Domestic Equities

For the different sizes and styles of domestic equities, the quarterly returns ranged from 2.24% for small cap to 6.16% for large growth. The clear pattern is that large caps beat small caps.

For the blend of domestic equity indexes used in the new IFA Index Portfolios, the quarterly return was 3.77% which lagged the 4.86% return of the overall market. On a year-to-date basis, the return of the IFA blend was 5.40% vs. 6.99% for the overall market.

International (Developed) Equities

On the international front, while small caps dominated large caps in the first quarter, they switched places in the second quarter. On a year-to-date basis, small caps remain ahead.

For the blend of international indexes used in the new IFA Index Portfolios, the quarterly return was 2.85%, and the year-to-date return was 6.73%.

Emerging Markets

After a weak first quarter, the second quarter emerged as a strong one for emerging markets across the board, although tensions continue between Russia and Ukraine, and China continues to re-assert its claims over islands currently governed by Japan.

For the blend of emerging markets used in the new IFA Index Portfolios, the quarterly return was 7.06%, and the year-to-date return was 8.14%.

Real Estate

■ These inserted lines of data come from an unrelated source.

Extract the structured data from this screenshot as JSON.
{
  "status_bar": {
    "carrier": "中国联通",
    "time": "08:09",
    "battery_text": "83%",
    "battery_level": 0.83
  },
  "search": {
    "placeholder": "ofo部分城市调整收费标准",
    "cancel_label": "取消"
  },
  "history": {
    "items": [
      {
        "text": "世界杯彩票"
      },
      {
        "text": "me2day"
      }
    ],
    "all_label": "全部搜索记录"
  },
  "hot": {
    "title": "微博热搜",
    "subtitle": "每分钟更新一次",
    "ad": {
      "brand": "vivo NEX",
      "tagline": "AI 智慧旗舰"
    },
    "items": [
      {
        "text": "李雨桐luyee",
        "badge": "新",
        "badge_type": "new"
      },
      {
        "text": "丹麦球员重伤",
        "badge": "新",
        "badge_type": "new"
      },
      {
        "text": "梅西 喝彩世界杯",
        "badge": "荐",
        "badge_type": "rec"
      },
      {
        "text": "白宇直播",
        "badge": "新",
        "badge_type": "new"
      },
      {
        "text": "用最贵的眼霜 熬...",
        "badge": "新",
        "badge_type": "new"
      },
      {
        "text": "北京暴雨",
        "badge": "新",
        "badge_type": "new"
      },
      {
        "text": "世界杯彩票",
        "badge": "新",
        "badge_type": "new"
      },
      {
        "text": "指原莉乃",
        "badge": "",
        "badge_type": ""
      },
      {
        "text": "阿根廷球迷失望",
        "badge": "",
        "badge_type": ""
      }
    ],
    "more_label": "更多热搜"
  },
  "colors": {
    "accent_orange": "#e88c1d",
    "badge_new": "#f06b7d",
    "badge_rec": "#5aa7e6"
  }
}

Real estate followed a strong first quarter with an even stronger second quarter. Again, there was no single news story that appeared to explain it. The IFA Real Estate Index delivered a quarterly return of 7.99% and a year-to-date return of 16.18%. This index is a blend of domestic real estate which returned 7.18% for the quarter and international real estate which returned 9.60%.

Fixed Income

Given that there were no significant surprises from the Fed, fixed income held steady, delivering a positive return for the quarter.

For the blend of fixed income used in the IFA Index Portfolios, the quarterly return was 0.46%, and the year-to-date return was 0.82%. Once again, it is important to note that bond yields remain at low levels relative to their historical averages.

IFA Index Portfolios

Putting it all together, the returns of the IFA Index Portfolios are shown below, net of one quarter’s worth of IFA’s maximum annual 0.90% advisory fee for the quarterly numbers and two quarter’s worth for the year-to-date numbers.

Results not yet finalized

One important thing to keep in mind when reading these quarterly reviews is that one quarter (or even one year) is absolutely meaningless in determining overall relative performance among asset classes or portfolios consisting of those asset classes. The two charts below show how the probabilities (based on historical returns data) drastically change as the time period increases.